→ Exercise
Return all lines from the entries below in which the word "JSON" is present.

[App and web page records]
===============

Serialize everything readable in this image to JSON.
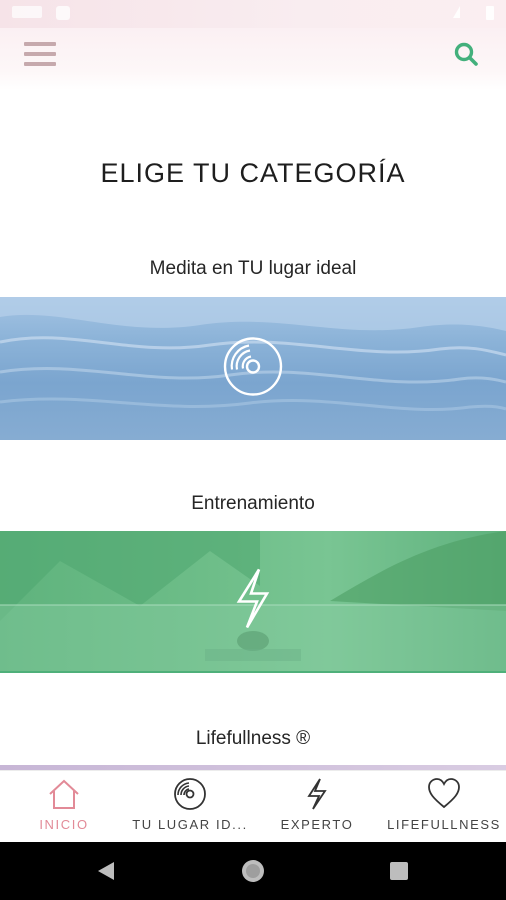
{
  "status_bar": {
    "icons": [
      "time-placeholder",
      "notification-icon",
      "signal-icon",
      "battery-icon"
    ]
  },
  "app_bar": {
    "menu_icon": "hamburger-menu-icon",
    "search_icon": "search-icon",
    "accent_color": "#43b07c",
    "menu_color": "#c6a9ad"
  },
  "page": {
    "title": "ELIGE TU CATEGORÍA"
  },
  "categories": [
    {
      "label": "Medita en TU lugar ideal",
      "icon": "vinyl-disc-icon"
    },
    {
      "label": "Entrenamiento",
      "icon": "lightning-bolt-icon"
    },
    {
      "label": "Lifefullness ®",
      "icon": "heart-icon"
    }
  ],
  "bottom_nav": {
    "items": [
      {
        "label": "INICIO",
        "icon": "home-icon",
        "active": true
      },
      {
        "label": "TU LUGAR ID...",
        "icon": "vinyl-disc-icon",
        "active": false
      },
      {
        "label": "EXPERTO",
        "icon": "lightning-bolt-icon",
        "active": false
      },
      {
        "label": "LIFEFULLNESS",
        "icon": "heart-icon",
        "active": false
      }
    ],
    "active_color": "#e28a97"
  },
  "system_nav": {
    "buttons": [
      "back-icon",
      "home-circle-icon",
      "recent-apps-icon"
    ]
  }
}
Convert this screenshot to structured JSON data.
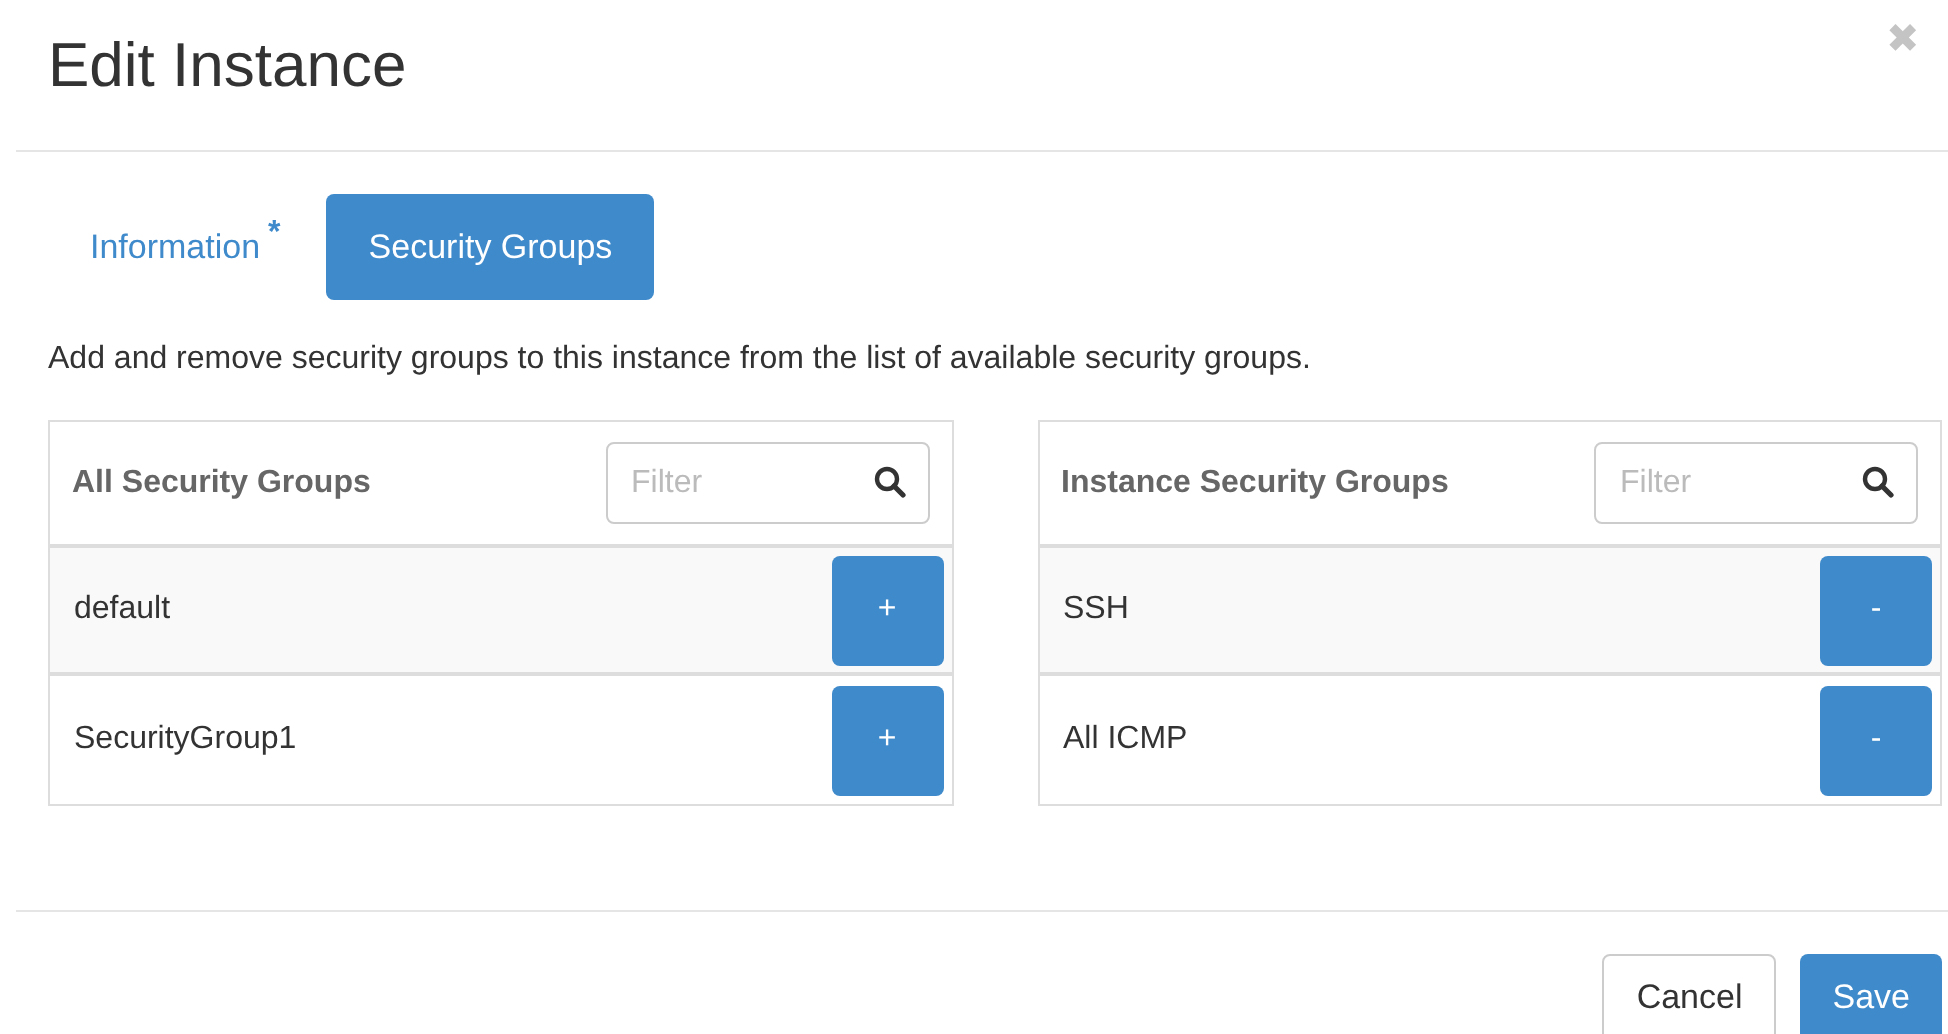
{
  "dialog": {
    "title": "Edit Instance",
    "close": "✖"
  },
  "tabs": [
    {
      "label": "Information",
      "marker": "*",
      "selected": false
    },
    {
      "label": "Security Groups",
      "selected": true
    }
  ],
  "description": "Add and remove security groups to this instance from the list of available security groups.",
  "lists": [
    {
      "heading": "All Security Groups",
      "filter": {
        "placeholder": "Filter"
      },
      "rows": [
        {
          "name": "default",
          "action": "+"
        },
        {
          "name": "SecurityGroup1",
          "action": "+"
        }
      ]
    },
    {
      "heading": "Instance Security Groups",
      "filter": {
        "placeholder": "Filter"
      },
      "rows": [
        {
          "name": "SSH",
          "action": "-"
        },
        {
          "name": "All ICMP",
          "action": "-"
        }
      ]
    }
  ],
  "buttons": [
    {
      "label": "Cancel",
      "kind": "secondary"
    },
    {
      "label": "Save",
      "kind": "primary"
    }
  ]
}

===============

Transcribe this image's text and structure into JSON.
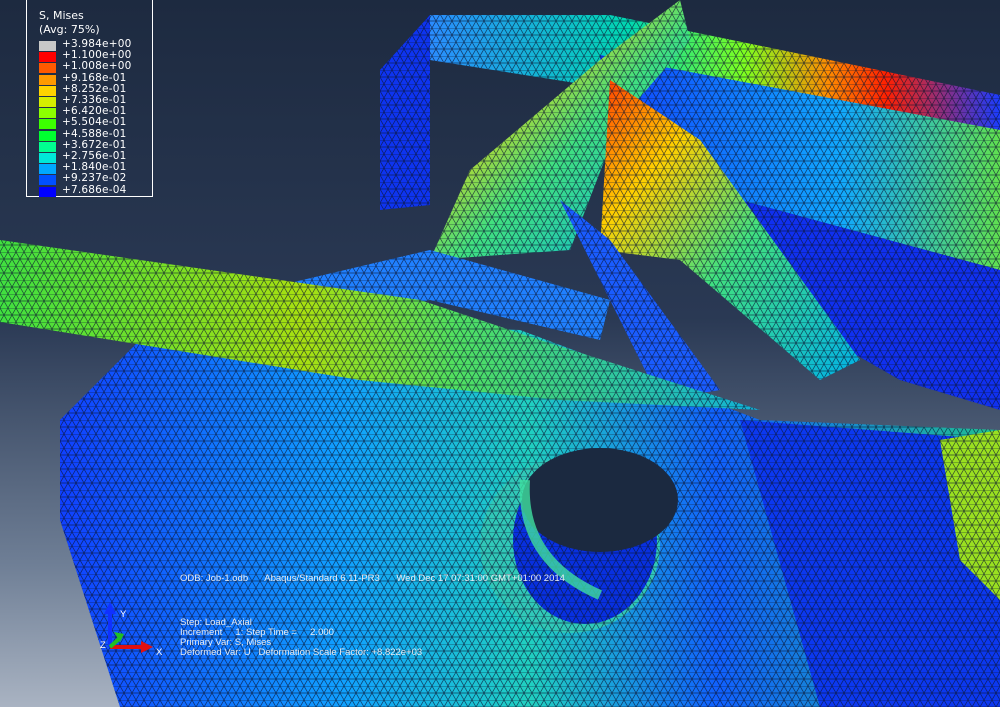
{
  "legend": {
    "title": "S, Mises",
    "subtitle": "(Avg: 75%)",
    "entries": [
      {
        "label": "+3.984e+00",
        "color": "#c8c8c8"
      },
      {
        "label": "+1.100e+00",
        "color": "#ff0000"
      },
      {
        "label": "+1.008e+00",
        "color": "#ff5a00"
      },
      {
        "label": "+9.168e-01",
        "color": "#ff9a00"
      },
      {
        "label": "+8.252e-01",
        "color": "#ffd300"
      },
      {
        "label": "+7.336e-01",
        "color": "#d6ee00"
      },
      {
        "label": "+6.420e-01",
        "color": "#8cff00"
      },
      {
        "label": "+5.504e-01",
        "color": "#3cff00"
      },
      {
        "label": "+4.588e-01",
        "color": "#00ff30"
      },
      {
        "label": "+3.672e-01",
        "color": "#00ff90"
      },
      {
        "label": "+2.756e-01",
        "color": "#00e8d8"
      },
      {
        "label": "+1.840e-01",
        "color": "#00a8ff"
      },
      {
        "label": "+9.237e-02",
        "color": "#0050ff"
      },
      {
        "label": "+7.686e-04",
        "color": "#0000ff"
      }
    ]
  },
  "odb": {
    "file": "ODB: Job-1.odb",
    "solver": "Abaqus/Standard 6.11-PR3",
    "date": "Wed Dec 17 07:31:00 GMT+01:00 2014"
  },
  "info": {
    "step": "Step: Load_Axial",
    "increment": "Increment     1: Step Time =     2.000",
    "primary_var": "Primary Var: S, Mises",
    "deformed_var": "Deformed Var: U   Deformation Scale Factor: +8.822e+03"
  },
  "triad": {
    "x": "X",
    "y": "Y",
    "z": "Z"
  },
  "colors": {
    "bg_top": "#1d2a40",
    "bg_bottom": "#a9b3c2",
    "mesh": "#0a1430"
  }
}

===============

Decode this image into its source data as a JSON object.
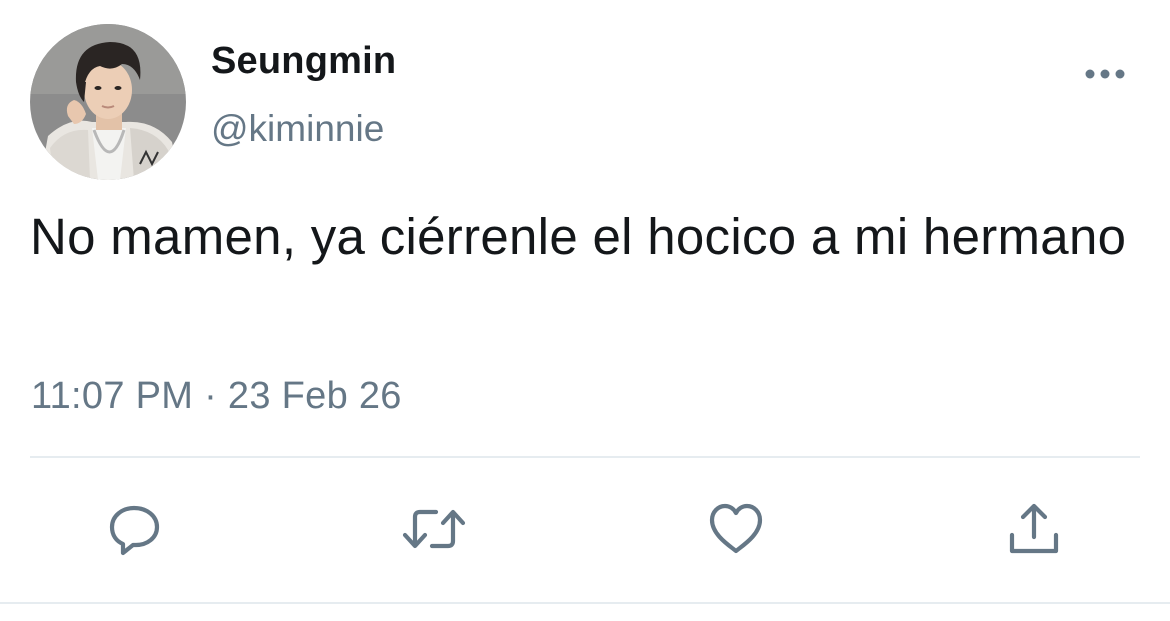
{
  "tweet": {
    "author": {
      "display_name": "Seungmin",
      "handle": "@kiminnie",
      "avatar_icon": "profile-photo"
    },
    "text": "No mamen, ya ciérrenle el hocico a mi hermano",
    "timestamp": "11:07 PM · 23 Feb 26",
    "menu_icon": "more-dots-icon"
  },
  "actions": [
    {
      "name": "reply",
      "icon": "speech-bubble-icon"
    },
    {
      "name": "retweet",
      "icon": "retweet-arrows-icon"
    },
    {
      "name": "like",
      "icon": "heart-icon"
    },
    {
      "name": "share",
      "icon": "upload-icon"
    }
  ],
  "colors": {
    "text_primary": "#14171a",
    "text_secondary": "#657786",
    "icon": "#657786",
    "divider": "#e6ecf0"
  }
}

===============

→ Result of the task
Serialize everything readable in this image to JSON.
Convert this screenshot to structured JSON data.
Transcribe this image's text and structure into JSON.
Decode this image into its source data as a JSON object.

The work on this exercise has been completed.